Dataset rows for apps and sites

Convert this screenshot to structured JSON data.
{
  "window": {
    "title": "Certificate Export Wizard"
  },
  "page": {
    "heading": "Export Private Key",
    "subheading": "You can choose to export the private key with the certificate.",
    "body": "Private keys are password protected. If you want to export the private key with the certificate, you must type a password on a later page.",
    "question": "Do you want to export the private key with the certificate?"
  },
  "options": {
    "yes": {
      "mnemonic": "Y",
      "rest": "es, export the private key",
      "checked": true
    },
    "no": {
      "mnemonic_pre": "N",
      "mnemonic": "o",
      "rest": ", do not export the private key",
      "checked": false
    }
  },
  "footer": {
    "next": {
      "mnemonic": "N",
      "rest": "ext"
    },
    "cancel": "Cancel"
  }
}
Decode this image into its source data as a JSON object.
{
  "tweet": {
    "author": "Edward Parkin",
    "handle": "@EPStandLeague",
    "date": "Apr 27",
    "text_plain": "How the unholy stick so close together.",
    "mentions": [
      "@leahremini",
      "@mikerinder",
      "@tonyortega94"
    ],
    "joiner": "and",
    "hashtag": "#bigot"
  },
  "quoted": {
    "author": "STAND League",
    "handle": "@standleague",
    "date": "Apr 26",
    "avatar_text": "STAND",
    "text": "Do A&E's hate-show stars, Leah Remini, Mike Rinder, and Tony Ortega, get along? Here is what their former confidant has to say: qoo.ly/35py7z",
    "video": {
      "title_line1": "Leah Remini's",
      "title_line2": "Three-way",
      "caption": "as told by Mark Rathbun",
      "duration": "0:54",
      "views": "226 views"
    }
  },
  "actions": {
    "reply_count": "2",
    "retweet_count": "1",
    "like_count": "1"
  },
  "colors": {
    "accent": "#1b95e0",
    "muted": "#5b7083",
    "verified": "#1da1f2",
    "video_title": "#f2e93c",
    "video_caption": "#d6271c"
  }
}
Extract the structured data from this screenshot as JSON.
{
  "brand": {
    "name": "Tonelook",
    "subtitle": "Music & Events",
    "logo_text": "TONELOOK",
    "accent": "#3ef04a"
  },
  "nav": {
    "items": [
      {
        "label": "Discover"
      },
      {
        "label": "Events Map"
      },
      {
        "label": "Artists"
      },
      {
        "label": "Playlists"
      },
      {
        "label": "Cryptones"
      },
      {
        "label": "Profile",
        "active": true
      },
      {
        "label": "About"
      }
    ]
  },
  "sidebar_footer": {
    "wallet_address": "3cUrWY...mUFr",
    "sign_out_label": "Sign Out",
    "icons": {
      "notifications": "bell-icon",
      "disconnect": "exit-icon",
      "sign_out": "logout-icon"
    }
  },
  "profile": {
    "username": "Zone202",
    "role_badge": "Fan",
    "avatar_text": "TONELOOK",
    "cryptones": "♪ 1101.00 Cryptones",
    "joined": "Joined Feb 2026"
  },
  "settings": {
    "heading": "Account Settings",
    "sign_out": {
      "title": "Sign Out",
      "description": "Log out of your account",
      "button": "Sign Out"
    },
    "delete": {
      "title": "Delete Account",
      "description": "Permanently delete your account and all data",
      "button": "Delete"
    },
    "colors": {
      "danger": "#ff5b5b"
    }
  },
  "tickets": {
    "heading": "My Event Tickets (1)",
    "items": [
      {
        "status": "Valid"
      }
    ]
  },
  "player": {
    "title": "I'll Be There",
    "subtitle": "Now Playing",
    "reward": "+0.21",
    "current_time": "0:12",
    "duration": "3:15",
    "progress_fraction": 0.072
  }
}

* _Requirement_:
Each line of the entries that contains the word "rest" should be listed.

* _Finished task_:
      "rest": "es, export the private key",
      "rest": ", do not export the private key",
      "rest": "ext"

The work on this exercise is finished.